He read from an essay in which Pichardo wrote about being in an abusive relationship from which she escaped.
“Heartbreak is a necessary part of life to make one grow,” Russell read, adding that everyone was heartbroken over Pichardo’s death.
No matter how much we want to escape the pain, we need to feel it in order to benefit from it, he said.
Veterans United Foundation established the Sgt. Johanny Rosario Pichardo Endowed Scholarship to benefit future Columbia College students with military connections, he said.
Audience members in the Southwell Complex rose to their feet in honor of Pichardo. They stood again for the Marine Corp Hymn, played by the Kansas City St. Andrew Pipes & Drums.
There were 210 students receiving degrees from Columbia College in the morning ceremony. Another 195 students graduated in the afternoon.
There were 68 students receiving their nurse’s pin in a Friday ceremony.
Others receiving diplomas on Saturday included Saurav Bhattari, from Nepal. He has a job with Google lined up.
Emma Chedwick, who graduated with bachelor’s degrees in accounting and business administration and in criminal justice, gave the student commencement address. She has been accepted into the University of Missouri School of Law.
When she told her professors about being accepted into law school, she said they wanted to tell their wives immediately, an example of the connections students have with professors at Columbia College, she said.
Her first grade at Columbia College was 30%, which she said caused her to doubt her entire education.
“Failure genuinely does not matter in the long run,” Chedwick said.
She asked fellow graduates to raise their hand if they ever failed a test, paper or assignment at Columbia College, and nearly every hand went up.
You will fail until you don’t, she said.
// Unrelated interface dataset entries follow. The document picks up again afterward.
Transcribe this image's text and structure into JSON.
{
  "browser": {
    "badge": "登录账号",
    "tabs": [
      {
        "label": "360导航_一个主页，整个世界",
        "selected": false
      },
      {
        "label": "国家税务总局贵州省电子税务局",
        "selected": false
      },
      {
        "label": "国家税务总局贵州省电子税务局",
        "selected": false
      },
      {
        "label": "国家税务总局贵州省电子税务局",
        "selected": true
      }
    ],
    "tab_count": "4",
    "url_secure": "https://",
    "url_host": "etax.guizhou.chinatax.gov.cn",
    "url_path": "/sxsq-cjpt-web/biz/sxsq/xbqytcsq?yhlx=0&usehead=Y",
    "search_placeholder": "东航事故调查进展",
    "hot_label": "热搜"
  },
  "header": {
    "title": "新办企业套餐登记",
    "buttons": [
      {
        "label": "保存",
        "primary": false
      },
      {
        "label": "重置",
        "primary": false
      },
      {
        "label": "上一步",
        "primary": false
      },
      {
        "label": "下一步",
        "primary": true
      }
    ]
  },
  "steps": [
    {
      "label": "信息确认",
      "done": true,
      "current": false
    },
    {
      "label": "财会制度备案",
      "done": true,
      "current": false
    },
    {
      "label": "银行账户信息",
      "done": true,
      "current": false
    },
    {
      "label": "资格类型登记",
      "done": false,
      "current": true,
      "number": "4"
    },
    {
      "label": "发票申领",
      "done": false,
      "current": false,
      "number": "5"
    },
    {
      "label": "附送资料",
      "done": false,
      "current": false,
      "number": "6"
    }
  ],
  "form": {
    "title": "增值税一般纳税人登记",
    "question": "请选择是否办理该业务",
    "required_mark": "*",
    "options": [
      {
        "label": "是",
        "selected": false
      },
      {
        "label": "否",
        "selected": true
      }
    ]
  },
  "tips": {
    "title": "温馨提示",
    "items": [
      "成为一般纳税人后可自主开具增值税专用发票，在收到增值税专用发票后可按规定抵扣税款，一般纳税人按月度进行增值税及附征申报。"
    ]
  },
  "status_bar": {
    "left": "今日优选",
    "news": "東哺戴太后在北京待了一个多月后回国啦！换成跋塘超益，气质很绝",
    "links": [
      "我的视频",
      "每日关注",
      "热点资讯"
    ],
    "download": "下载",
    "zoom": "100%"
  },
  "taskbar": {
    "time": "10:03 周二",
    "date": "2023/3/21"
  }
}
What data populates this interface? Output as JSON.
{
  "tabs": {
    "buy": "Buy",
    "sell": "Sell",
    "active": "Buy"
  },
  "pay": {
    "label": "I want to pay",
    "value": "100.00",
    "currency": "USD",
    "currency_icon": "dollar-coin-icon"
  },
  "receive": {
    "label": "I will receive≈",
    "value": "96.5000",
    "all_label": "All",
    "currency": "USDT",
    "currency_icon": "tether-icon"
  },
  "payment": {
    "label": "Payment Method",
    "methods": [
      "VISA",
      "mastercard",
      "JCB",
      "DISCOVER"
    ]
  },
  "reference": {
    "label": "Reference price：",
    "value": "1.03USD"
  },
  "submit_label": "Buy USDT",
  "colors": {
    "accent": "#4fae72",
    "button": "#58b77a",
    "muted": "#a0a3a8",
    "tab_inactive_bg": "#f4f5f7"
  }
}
“Failure does not matter, not only in school, but for everything,” Chedwick said.
Her other points: always ask questions and be human.
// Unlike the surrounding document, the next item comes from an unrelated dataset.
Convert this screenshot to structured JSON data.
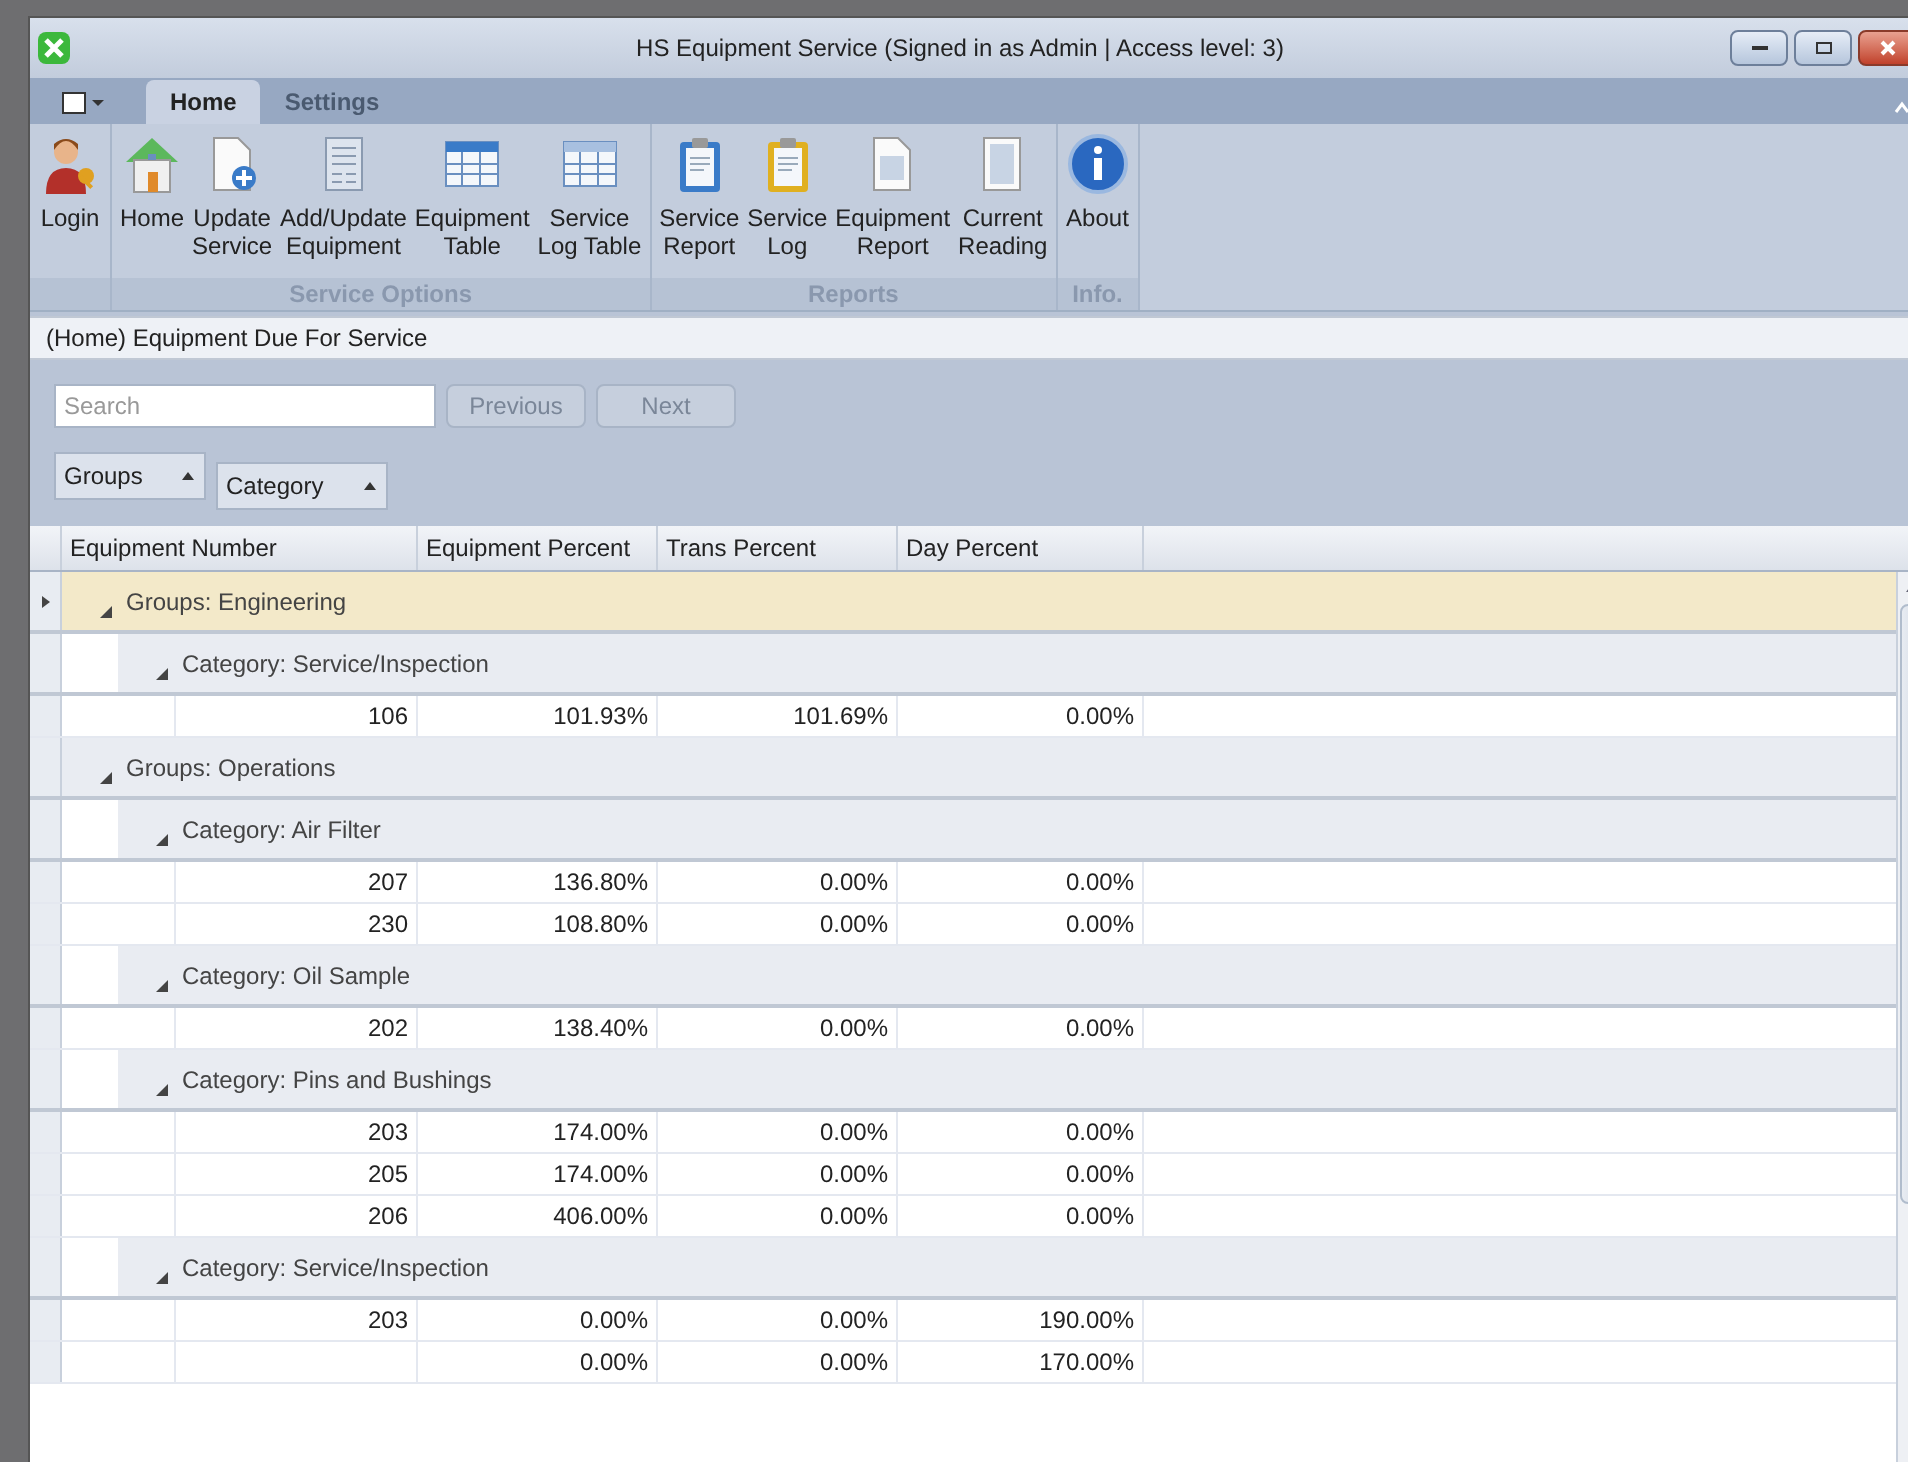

“We have a duty to experience life, not just be alive,” she said of the final point.
Roger McKinney is the education reporter for the Tribune. You can reach him at [email protected] or 573-815-1719. He’s on Twitter at @rmckinney9.